TAKING THE FALL?
JULY 31, 1997
Moves against an Air Force general for what happened in a terrorist attack in Saudi Arabia may have caused more than just his downfall. After this background report by Charles Kraus, a panel discussion.
CHARLES KRAUSE: On June 25th last year a truck bomb exploded outside a military compound in Saudi Arabia, killing 19 American airmen and wounding hundreds of others. The airmen living at the Khobar Towers complex were members of a U.S. Air Force unit assigned to fly patrols over nearby Southern Iraq.
Brigadier General Terryl Schwalier was commander of the unit, the 4404th Air Wing, and just before the bombing, he'd been nominated for a second star, scheduled for promotion to major general. But Schwalier became the focus of investigations into what could have prevented the attack and the center of a controversy inside the Pentagon over fixing responsibility for field commanders.
An independent Pentagon commission, led by Retired Army General Wayne Downing, did take Schwalier to task. Downing told the NewsHour in September that as wing commander, Schwalier should have taken more precautions.
GEN. WAYNE DOWNING (Ret.), U.S. Army: (September 1996) Well, basically, our finding was that there was a considerable body of information and intelligence available that would--that led us to believe and led the forces in Saudi Arabia to believe that there was a credible terrorist threat. So there was a body of information over there, certainly, that led the commanders to take measures to improve their security.
JIM LEHRER: But they didn't take enough, is that your point?
GEN. WAYNE DOWNING: That's correct.
CHARLES KRAUSE: But two separate Air Force reports refused to hold Schwalier responsible, and Air Force Chief of Staff General Ronald Fogleman stood behind the Khobar commander. In February, he told a Senate committee the bombing was an act of war that could not have been prevented.
On Monday, Gen. Fogleman sent a letter of resignation to Air Force Secretary Sheila Widnal. Though he didn't cite the Schwalier case, Air Force officials said it was behind his early retirement. And today, Secretary of Defense William Cohen announced that Schwalier would be denied promotion to major general, effectively ending his Air Force career.
WILLIAM COHEN, Secretary of Defense: Personal accountability is not simply a question of assigning blame. It involves understanding the obligations of leaders, defending command responsibility, and clarifying the high standards of performance that we expect from commanders who are entrusted with the safety of our troops. I found that Brig. General Terryl Schwalier, the wing commander at the time, did not adequately assess the implications of a possible attack on the perimeter of the Khobar complex.
As a result, he did not develop an effective plan for responding to a perimeter attack, and based on this finding, I have concluded that it would not be appropriate to promote Brig. Gen. Schwalier to the rank of Major General. The Khobar Towers have no effective alarm system to warn of an impending terrorist attack. The evacuation plan for residents in Khobar Tower were inadequate. And second, the command had not developed and tested and trained personnel to evacuation plans--to use these evacuation plans.

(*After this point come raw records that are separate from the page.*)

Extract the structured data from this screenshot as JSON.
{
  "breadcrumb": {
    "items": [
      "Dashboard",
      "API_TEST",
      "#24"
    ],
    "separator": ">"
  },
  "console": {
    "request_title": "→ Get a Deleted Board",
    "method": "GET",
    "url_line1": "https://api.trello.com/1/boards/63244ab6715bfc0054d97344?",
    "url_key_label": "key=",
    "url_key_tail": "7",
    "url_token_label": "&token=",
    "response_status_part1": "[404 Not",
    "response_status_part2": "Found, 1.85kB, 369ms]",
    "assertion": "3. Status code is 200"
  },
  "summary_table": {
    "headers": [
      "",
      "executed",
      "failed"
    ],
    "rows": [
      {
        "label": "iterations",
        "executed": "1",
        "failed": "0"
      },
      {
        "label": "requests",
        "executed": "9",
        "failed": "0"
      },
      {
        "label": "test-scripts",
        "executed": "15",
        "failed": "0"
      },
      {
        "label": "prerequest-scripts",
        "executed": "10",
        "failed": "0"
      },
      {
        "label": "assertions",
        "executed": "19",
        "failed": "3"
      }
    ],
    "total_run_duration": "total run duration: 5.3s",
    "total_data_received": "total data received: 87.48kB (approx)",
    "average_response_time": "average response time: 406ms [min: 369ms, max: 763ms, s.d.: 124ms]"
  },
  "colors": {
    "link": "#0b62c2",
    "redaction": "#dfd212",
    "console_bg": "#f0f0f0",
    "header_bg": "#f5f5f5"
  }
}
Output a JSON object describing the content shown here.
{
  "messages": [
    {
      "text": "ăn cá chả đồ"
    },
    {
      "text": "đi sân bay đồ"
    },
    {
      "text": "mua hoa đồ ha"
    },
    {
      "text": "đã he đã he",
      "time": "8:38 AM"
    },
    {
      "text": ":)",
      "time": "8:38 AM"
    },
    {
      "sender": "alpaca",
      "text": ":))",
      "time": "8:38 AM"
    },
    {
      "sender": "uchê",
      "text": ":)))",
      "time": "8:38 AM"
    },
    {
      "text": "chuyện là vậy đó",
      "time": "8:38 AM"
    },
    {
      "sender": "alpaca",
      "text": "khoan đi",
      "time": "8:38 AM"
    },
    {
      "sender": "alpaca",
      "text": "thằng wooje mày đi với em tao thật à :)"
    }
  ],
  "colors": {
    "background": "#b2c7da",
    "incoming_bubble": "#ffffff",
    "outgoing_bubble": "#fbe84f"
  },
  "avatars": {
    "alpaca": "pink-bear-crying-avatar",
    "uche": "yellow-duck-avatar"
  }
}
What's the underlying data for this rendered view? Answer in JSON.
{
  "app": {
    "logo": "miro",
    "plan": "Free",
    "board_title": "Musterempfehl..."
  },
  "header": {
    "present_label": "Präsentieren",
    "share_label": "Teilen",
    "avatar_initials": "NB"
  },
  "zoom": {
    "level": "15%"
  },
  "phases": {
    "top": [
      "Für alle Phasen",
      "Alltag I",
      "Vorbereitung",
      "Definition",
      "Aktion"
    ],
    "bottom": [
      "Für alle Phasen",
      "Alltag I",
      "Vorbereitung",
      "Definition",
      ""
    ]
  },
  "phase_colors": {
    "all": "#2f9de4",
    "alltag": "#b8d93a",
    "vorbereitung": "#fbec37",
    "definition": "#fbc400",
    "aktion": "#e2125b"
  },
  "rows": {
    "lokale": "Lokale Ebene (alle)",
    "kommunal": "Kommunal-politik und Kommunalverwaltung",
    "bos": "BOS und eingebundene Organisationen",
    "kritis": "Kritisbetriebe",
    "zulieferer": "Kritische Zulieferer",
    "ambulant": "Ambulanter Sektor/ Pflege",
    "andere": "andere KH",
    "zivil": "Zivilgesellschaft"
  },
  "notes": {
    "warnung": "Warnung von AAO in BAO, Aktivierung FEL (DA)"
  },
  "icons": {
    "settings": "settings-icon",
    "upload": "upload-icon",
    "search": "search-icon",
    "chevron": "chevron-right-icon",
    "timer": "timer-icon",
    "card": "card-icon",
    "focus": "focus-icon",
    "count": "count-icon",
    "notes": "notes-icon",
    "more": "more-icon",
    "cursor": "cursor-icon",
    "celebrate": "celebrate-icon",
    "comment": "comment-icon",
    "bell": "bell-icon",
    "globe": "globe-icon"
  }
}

All military successes and failures ultimately reflect the effectiveness of the chain of command, which shares the responsibility for personal safety, for personnel safety. But as Brig. General Schwalier acknowledged, force protection is first and foremost the responsibility of the commander on the scene. His chain of command kept him apprized of the threat that he faced and offered support on force protection.
He never referred any protection problems up the chain of his command, and, therefore, I've concluded that no adverse action should be taken against officers and Brig. Gen. Schwalier's chain of command.
CHARLES KRAUSE: At today's press conference Chairman of the Joint Chiefs of Staff General John Shalikashvili emphasized that Pentagon generals cannot be seen as protecting their own.
GEN. JOHN SHALIKASHVILI, Chairman, Joint Chiefs of Staff: Now, we must avoid the temptation to circle the wagons around one of our senior officers. The appropriate response is to do what we've always done, to assess performance and potential against the standards we expect of a general officer.
CHARLES KRAUSE: After the press conference, Brig. Gen. Schwalier submitted his resignation from the Air Force.